BEGIN DATA FOR THE TASK
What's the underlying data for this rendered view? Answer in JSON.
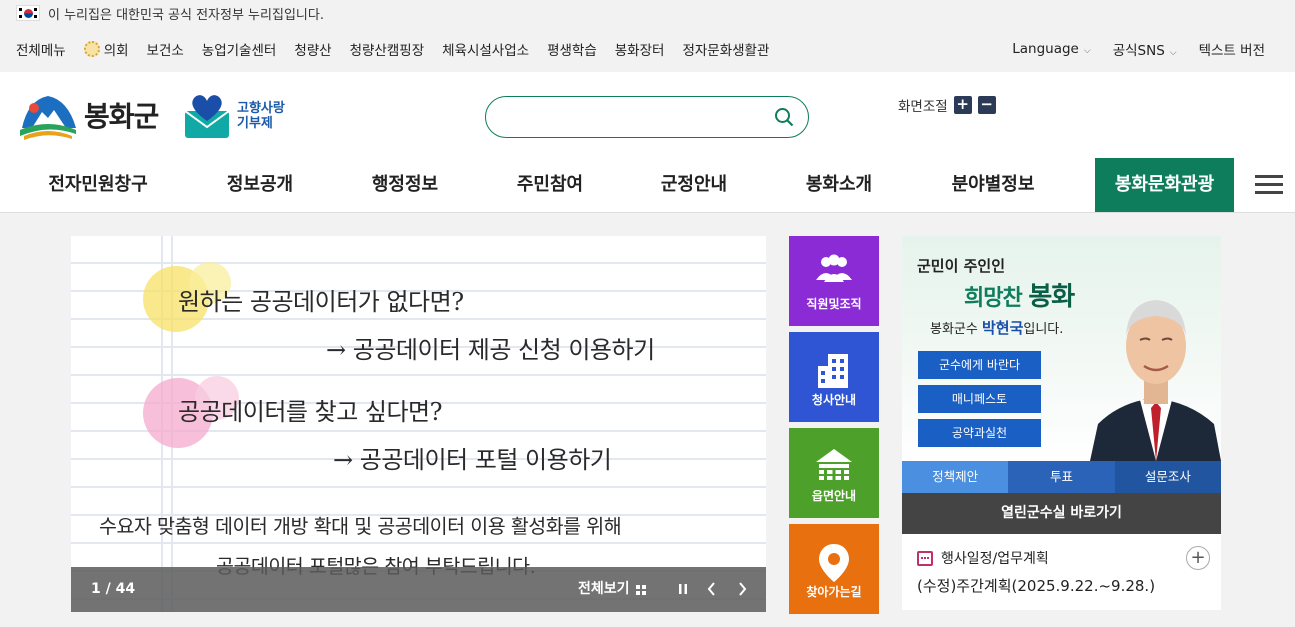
{
  "gov_banner": {
    "text": "이 누리집은 대한민국 공식 전자정부 누리집입니다."
  },
  "util": {
    "left": [
      "전체메뉴",
      "의회",
      "보건소",
      "농업기술센터",
      "청량산",
      "청량산캠핑장",
      "체육시설사업소",
      "평생학습",
      "봉화장터",
      "정자문화생활관"
    ],
    "language": "Language",
    "sns": "공식SNS",
    "text_version": "텍스트 버전"
  },
  "header": {
    "logo_text": "봉화군",
    "hometax_line1": "고향사랑",
    "hometax_line2": "기부제",
    "search_placeholder": "",
    "zoom_label": "화면조절",
    "zoom_in": "+",
    "zoom_out": "−"
  },
  "gnb": {
    "items": [
      "전자민원창구",
      "정보공개",
      "행정정보",
      "주민참여",
      "군정안내",
      "봉화소개",
      "분야별정보",
      "봉화문화관광"
    ]
  },
  "visual": {
    "line1": "원하는 공공데이터가 없다면?",
    "line2": "→ 공공데이터 제공 신청 이용하기",
    "line3": "공공데이터를 찾고 싶다면?",
    "line4": "→ 공공데이터 포털 이용하기",
    "line5": "수요자 맞춤형 데이터 개방 확대 및 공공데이터 이용 활성화를 위해",
    "line6": "공공데이터 포털많은 참여 부탁드립니다.",
    "counter": "1 / 44",
    "view_all": "전체보기"
  },
  "tiles": [
    {
      "label": "직원및조직",
      "color": "#8a2bd6"
    },
    {
      "label": "청사안내",
      "color": "#2f55d4"
    },
    {
      "label": "읍면안내",
      "color": "#4da12a"
    },
    {
      "label": "찾아가는길",
      "color": "#e8700e"
    }
  ],
  "mayor": {
    "sub": "군민이 주인인",
    "title_a": "희망찬 ",
    "title_b": "봉화",
    "name_pre": "봉화군수 ",
    "name": "박현국",
    "name_post": "입니다.",
    "buttons": [
      "군수에게 바란다",
      "매니페스토",
      "공약과실천"
    ],
    "tabs": [
      "정책제안",
      "투표",
      "설문조사"
    ],
    "link": "열린군수실 바로가기"
  },
  "schedule": {
    "title": "행사일정/업무계획",
    "plus": "+",
    "item": "(수정)주간계획(2025.9.22.~9.28.)"
  },
  "colors": {
    "primary_green": "#0e7d5c",
    "navy": "#2b3a57",
    "tab_blue": "#2a63b8"
  }
}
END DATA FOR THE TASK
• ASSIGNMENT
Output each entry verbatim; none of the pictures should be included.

• OUTPUT FOR THIS EXERCISE
What's the underlying data for this rendered view? Answer in JSON.
{
  "gov_banner": {
    "text": "이 누리집은 대한민국 공식 전자정부 누리집입니다."
  },
  "util": {
    "left": [
      "전체메뉴",
      "의회",
      "보건소",
      "농업기술센터",
      "청량산",
      "청량산캠핑장",
      "체육시설사업소",
      "평생학습",
      "봉화장터",
      "정자문화생활관"
    ],
    "language": "Language",
    "sns": "공식SNS",
    "text_version": "텍스트 버전"
  },
  "header": {
    "logo_text": "봉화군",
    "hometax_line1": "고향사랑",
    "hometax_line2": "기부제",
    "search_placeholder": "",
    "zoom_label": "화면조절",
    "zoom_in": "+",
    "zoom_out": "−"
  },
  "gnb": {
    "items": [
      "전자민원창구",
      "정보공개",
      "행정정보",
      "주민참여",
      "군정안내",
      "봉화소개",
      "분야별정보",
      "봉화문화관광"
    ]
  },
  "visual": {
    "line1": "원하는 공공데이터가 없다면?",
    "line2": "→ 공공데이터 제공 신청 이용하기",
    "line3": "공공데이터를 찾고 싶다면?",
    "line4": "→ 공공데이터 포털 이용하기",
    "line5": "수요자 맞춤형 데이터 개방 확대 및 공공데이터 이용 활성화를 위해",
    "line6": "공공데이터 포털많은 참여 부탁드립니다.",
    "counter": "1 / 44",
    "view_all": "전체보기"
  },
  "tiles": [
    {
      "label": "직원및조직",
      "color": "#8a2bd6"
    },
    {
      "label": "청사안내",
      "color": "#2f55d4"
    },
    {
      "label": "읍면안내",
      "color": "#4da12a"
    },
    {
      "label": "찾아가는길",
      "color": "#e8700e"
    }
  ],
  "mayor": {
    "sub": "군민이 주인인",
    "title_a": "희망찬 ",
    "title_b": "봉화",
    "name_pre": "봉화군수 ",
    "name": "박현국",
    "name_post": "입니다.",
    "buttons": [
      "군수에게 바란다",
      "매니페스토",
      "공약과실천"
    ],
    "tabs": [
      "정책제안",
      "투표",
      "설문조사"
    ],
    "link": "열린군수실 바로가기"
  },
  "schedule": {
    "title": "행사일정/업무계획",
    "plus": "+",
    "item": "(수정)주간계획(2025.9.22.~9.28.)"
  },
  "colors": {
    "primary_green": "#0e7d5c",
    "navy": "#2b3a57",
    "tab_blue": "#2a63b8"
  }
}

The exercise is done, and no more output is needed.